Component data from apps and pages:
=== Begin Enclosure ===

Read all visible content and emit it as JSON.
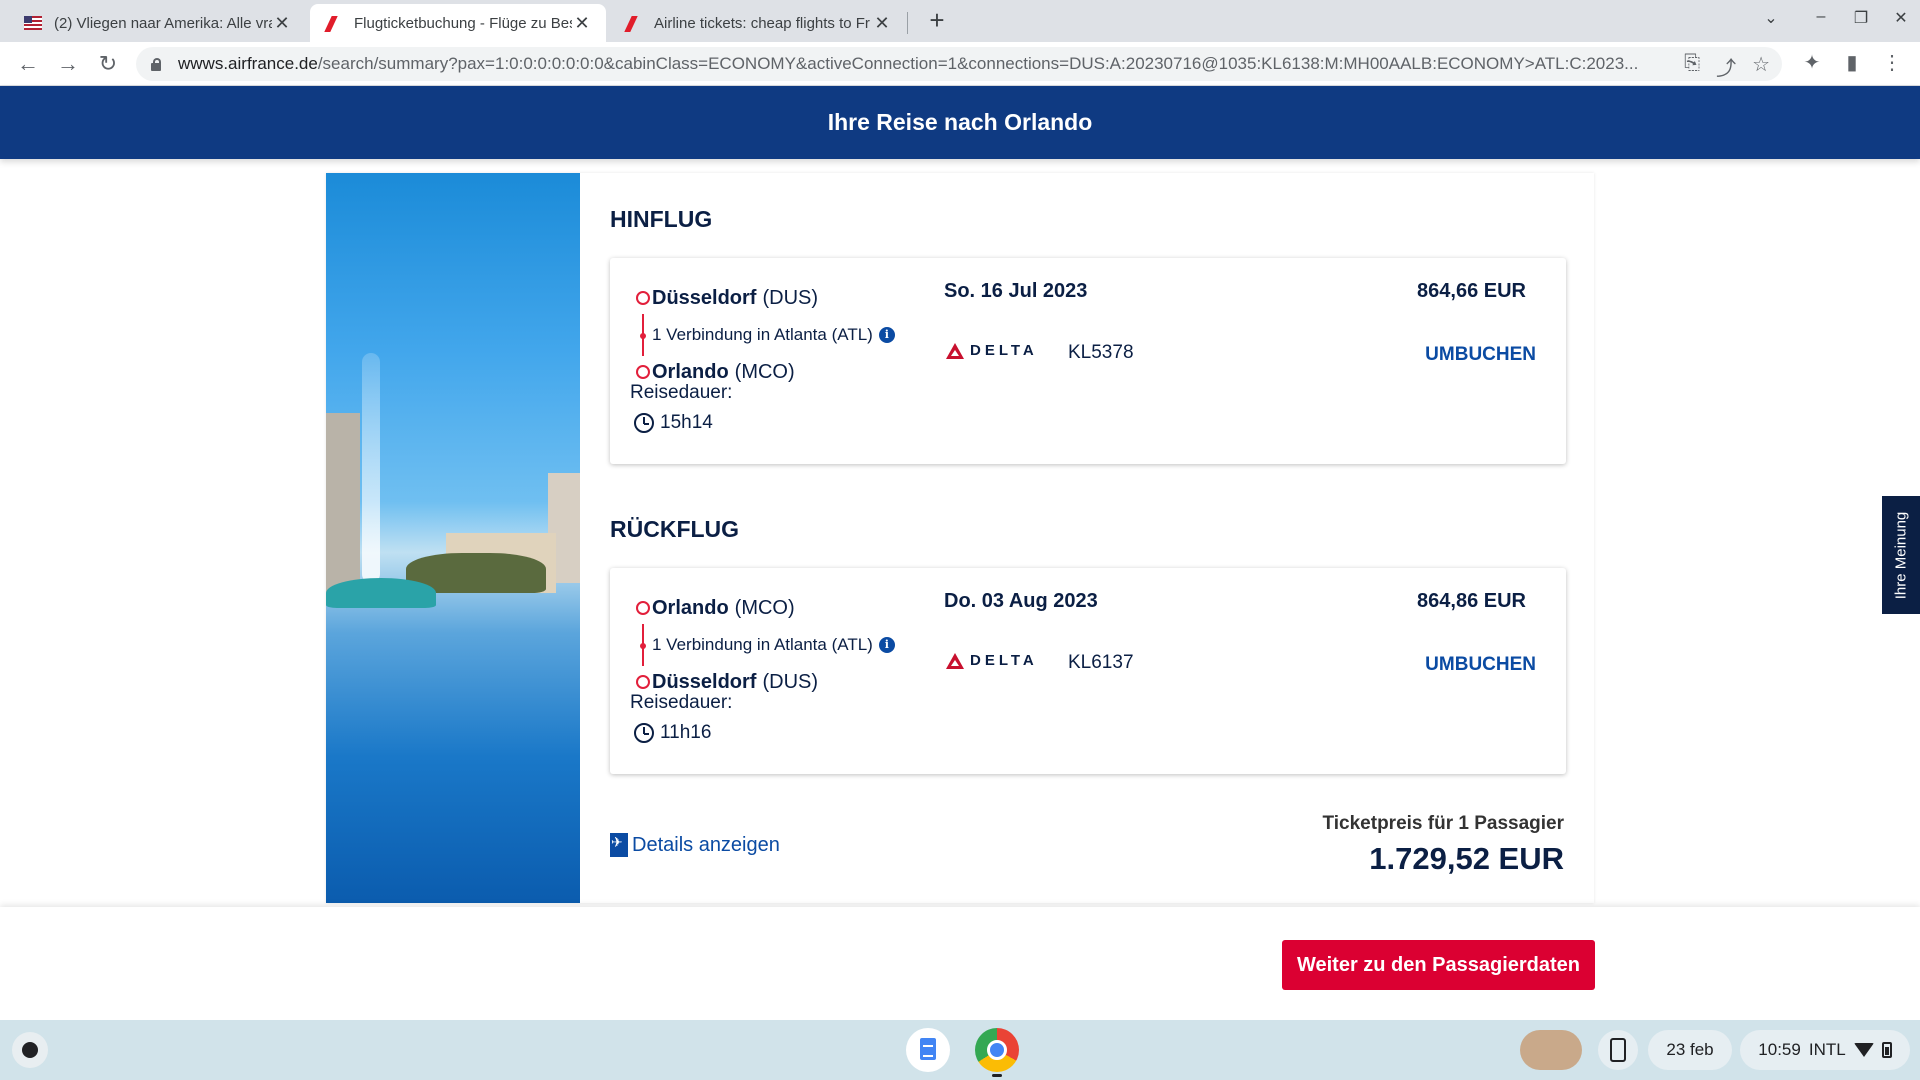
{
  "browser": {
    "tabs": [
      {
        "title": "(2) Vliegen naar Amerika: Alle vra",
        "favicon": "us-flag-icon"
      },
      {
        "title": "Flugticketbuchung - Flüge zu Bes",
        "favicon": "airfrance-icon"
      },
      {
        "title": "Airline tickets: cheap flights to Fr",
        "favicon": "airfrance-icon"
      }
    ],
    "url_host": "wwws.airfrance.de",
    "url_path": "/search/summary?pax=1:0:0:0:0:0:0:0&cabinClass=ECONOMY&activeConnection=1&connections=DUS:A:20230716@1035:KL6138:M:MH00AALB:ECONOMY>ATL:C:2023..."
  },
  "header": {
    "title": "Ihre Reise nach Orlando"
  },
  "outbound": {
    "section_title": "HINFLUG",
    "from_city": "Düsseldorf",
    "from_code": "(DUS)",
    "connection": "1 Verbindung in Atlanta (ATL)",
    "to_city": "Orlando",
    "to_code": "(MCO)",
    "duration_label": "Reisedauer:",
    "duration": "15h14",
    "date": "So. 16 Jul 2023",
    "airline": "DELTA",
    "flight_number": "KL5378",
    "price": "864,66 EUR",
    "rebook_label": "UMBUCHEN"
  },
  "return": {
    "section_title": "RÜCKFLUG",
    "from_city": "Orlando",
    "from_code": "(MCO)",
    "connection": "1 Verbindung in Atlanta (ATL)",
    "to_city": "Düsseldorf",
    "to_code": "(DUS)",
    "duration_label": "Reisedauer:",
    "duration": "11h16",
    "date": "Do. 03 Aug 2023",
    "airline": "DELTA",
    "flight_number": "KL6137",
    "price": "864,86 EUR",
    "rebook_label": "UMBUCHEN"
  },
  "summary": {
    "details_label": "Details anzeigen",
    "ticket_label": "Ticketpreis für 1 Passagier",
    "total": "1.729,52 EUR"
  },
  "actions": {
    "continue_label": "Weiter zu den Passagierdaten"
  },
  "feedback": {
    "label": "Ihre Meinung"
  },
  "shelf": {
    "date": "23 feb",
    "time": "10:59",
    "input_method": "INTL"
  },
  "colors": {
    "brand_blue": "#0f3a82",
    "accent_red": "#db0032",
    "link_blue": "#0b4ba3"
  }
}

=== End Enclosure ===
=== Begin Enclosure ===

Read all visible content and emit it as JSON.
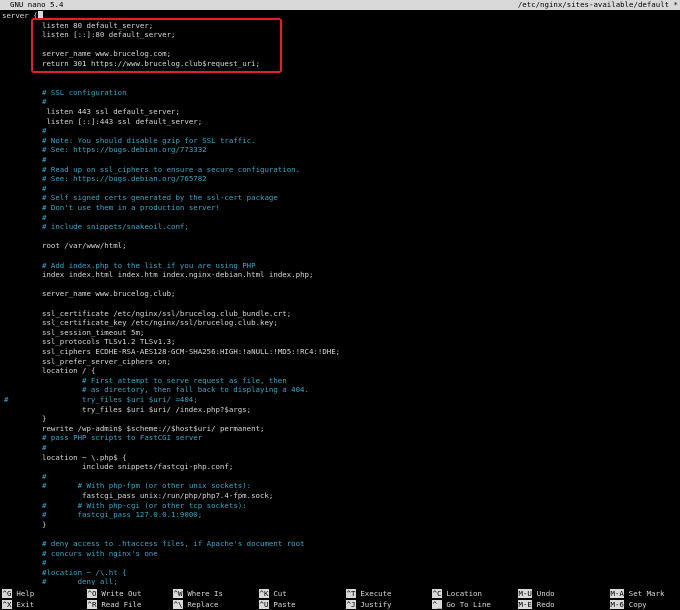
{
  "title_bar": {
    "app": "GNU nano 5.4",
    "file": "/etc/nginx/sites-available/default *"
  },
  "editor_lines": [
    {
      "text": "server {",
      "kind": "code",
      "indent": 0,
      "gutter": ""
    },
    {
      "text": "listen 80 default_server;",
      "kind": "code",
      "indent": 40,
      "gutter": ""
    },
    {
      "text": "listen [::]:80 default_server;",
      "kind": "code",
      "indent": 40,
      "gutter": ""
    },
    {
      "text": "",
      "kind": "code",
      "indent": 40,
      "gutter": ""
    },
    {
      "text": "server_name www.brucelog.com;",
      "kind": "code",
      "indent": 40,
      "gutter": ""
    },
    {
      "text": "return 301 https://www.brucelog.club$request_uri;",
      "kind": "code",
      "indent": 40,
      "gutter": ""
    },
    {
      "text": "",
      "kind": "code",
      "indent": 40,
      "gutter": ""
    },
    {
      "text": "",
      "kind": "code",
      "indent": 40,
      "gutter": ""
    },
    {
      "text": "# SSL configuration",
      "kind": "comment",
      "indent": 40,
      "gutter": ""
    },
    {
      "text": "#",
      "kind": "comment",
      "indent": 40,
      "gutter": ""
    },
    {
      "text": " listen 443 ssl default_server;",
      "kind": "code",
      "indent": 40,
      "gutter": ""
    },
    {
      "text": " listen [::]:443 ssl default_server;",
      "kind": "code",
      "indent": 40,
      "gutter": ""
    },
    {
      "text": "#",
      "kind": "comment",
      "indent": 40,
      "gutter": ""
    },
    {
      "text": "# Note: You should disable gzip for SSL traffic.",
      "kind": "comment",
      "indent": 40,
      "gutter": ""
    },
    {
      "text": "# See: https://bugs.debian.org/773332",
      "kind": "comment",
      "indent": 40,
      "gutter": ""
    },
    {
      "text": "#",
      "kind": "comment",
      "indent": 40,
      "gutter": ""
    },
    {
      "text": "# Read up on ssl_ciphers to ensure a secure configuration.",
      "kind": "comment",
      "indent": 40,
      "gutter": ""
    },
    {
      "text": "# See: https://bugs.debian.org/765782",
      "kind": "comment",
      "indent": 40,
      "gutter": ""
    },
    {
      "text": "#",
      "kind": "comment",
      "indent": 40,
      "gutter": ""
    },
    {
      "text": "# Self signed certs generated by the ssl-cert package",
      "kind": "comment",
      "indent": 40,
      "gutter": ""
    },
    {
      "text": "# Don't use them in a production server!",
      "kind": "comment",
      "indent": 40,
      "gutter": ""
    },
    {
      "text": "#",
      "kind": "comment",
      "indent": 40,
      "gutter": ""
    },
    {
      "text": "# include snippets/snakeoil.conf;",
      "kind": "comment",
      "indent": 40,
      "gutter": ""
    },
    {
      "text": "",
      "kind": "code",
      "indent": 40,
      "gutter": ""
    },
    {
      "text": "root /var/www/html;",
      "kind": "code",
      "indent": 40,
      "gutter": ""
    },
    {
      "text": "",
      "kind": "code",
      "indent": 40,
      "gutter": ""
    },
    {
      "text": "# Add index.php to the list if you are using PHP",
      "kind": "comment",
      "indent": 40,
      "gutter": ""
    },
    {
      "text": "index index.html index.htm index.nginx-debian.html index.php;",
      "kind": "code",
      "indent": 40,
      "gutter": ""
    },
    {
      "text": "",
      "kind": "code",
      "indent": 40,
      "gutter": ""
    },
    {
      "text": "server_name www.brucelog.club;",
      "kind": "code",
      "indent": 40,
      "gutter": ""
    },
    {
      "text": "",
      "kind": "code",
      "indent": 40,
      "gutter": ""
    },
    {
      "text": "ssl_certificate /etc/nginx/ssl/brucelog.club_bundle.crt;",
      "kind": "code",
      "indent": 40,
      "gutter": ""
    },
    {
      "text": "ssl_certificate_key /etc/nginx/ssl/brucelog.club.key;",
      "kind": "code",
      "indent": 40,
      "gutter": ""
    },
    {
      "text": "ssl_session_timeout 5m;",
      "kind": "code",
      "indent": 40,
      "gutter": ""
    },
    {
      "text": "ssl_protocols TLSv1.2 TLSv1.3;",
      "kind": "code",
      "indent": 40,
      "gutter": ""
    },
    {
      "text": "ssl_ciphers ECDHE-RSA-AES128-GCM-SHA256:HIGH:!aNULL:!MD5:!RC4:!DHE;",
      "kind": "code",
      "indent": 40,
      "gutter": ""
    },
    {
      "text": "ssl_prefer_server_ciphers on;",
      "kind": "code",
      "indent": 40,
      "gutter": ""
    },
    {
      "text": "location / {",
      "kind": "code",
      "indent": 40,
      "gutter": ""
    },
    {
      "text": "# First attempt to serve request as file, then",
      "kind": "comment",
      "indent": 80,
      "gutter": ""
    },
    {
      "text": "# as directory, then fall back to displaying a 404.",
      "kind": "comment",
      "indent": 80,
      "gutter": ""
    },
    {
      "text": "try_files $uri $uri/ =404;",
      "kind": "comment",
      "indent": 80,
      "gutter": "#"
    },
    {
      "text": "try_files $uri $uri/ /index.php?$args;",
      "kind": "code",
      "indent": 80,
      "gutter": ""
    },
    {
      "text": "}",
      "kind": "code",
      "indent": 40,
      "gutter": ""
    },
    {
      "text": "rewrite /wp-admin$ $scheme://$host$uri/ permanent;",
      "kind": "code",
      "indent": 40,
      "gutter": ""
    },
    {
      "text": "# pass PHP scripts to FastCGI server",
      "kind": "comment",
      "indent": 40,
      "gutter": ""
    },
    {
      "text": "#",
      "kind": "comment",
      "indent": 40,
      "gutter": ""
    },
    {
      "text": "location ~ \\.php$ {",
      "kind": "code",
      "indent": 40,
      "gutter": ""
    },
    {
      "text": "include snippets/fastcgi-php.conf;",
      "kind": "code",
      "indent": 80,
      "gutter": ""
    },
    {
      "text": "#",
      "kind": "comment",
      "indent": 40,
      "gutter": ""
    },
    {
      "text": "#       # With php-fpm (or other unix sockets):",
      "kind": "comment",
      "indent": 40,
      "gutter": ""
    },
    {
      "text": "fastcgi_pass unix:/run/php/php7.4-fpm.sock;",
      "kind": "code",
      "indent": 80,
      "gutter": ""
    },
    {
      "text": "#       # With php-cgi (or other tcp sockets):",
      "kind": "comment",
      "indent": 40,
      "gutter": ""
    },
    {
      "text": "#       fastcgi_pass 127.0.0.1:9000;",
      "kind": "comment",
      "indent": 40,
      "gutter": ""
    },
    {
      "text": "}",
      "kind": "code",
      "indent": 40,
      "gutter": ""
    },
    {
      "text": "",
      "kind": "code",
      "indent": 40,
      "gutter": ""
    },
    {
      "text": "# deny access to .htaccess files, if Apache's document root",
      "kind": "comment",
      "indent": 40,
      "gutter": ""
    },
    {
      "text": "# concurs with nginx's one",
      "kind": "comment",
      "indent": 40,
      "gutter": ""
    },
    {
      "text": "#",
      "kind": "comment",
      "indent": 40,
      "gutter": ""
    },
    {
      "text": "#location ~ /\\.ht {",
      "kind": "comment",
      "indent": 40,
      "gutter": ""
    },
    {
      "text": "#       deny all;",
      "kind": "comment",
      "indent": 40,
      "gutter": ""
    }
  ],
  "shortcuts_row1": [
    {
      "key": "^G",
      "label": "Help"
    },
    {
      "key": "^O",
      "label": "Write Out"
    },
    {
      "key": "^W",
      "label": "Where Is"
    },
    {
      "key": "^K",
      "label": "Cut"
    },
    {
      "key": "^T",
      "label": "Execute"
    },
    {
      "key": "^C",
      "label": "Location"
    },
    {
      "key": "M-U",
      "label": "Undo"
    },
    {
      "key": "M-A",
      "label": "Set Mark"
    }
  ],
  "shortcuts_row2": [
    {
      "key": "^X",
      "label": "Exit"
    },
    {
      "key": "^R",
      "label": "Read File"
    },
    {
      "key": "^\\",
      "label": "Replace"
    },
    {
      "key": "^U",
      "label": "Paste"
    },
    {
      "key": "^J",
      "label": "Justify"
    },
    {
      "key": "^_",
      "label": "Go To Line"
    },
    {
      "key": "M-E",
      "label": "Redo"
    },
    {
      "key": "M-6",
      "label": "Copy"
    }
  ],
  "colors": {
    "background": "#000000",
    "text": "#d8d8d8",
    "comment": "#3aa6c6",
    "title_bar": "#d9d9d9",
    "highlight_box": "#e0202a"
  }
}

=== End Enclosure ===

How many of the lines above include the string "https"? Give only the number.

3